Best in class organizations give themselves time to plan. Everyone – your customers, your C-suite, your kids – wants results now. We’re in a culture that wants instant gratification. And while the before- and after-shots of your garage remodel give the appearance of instant results, what’s missing are the many steps – and mis-steps – that got you there. But the magic is in those details.
Before you take on any project, you have to get organized and take stock of the tools and skills you have at hand. You have to declutter to know what you’re working with, and what you need to acquire. Many DIY projects come with “and eight trips to Home Depot later…” which is great if you live down the street but generally poor practice if you’re spending more time running back and forth for parts than you are actually constructing the project. Planning ahead won’t always make it a one-trip kind of deal, but it’ll make your process far more efficient.
You need to have the right tools for the job. And this is where you have to be honest with yourself about where your expertise ends and others’ begins. Admittedly, some of this knowledge strikes in the middle of a project – we’ve all stood over some wiring, a hole in the floor, or a puzzling data set and scratched our heads – which is how we learn. But if you lead with a plan (measure twice, cut once), you can at least be ahead of most of the issues.
Whether it’s in the garage or the boardroom, the same rules apply. Plan ahead, know your desired outcomes and which tools you have, and be ready to acquire or outsource the ones you don’t. And this doesn’t mean that all the expertise has to live with one person. If you don’t have experience with electrical, you shouldn’t be wiring your home improvement project.

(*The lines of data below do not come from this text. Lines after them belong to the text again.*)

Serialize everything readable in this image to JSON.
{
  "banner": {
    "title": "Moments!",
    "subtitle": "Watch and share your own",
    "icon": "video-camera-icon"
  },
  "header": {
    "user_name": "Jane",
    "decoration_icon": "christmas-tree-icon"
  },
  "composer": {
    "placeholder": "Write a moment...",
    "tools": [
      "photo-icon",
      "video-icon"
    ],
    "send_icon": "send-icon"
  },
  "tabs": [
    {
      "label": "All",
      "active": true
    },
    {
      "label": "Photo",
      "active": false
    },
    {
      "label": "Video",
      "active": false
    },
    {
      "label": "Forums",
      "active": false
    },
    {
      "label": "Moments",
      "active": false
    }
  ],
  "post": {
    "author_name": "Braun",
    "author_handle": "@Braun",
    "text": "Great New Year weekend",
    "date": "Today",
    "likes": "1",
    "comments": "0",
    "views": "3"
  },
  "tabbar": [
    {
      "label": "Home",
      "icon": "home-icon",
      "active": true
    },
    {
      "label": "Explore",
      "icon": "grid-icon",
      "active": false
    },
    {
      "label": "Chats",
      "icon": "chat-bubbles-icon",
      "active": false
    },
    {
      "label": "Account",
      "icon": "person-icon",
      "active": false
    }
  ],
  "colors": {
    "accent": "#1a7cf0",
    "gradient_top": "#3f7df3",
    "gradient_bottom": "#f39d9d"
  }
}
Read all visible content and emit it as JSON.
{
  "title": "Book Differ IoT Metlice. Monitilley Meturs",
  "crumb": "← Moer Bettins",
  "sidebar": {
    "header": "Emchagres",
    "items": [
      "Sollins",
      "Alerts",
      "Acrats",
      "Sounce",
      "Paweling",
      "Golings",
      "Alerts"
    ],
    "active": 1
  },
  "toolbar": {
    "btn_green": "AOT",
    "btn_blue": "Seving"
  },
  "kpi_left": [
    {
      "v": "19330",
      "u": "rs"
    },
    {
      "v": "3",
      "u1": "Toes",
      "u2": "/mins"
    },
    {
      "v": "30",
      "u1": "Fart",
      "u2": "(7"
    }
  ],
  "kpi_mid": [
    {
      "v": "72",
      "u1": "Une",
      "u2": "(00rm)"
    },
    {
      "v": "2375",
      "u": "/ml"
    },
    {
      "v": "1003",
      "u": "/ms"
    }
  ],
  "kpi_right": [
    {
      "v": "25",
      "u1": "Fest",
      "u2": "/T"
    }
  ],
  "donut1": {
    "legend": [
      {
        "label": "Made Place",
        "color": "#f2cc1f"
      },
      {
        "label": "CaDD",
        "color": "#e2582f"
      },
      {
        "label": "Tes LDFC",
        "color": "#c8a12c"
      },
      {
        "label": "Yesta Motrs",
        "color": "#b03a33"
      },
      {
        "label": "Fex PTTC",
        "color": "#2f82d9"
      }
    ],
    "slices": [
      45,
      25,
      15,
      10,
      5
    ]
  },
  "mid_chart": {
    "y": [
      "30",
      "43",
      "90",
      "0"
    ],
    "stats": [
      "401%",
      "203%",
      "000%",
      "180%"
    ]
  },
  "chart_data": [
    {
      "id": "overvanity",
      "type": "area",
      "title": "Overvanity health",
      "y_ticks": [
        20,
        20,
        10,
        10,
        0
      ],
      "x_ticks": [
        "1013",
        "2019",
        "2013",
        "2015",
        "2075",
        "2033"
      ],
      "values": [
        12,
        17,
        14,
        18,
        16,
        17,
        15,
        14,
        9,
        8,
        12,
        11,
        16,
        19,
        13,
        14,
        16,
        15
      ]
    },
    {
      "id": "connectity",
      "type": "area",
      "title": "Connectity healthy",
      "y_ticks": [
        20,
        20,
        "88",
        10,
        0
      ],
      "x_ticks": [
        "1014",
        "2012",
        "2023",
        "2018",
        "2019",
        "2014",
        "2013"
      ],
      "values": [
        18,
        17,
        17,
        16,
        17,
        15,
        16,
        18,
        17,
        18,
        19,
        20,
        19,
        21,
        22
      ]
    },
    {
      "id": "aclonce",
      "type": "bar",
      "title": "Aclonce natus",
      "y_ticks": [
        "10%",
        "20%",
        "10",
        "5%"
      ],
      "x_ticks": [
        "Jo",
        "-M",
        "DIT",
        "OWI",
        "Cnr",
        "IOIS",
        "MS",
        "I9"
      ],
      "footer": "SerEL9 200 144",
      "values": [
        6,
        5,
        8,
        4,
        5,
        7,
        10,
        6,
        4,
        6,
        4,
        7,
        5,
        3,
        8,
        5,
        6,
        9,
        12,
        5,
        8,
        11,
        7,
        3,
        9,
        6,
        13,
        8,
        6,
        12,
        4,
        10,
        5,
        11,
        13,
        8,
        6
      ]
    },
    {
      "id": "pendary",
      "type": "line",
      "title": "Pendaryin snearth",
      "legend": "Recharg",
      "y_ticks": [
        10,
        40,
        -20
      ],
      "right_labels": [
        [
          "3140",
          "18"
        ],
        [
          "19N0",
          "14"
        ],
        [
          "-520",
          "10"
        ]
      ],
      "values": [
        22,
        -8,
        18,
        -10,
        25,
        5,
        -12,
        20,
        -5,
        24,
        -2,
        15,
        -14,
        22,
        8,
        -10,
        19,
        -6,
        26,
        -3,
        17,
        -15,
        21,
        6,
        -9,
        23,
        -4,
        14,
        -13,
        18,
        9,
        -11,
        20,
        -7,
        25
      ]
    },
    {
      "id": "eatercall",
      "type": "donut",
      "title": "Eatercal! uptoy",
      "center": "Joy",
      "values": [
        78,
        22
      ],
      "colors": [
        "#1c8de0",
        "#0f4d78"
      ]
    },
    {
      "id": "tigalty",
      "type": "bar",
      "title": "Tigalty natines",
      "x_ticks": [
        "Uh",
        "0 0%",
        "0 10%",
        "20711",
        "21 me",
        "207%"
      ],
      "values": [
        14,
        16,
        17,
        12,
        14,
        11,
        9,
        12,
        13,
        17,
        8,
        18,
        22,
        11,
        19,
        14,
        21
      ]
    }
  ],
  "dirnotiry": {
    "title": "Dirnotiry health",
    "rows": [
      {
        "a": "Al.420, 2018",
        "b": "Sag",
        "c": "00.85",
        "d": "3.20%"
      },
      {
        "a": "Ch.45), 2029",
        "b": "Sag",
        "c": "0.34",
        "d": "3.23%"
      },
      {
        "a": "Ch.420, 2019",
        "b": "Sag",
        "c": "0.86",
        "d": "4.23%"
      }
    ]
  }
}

If you don’t have the expertise to design your segmentation strategy, call someone who does. And all of this hinges on giving yourself time to plan before you embark on a new project.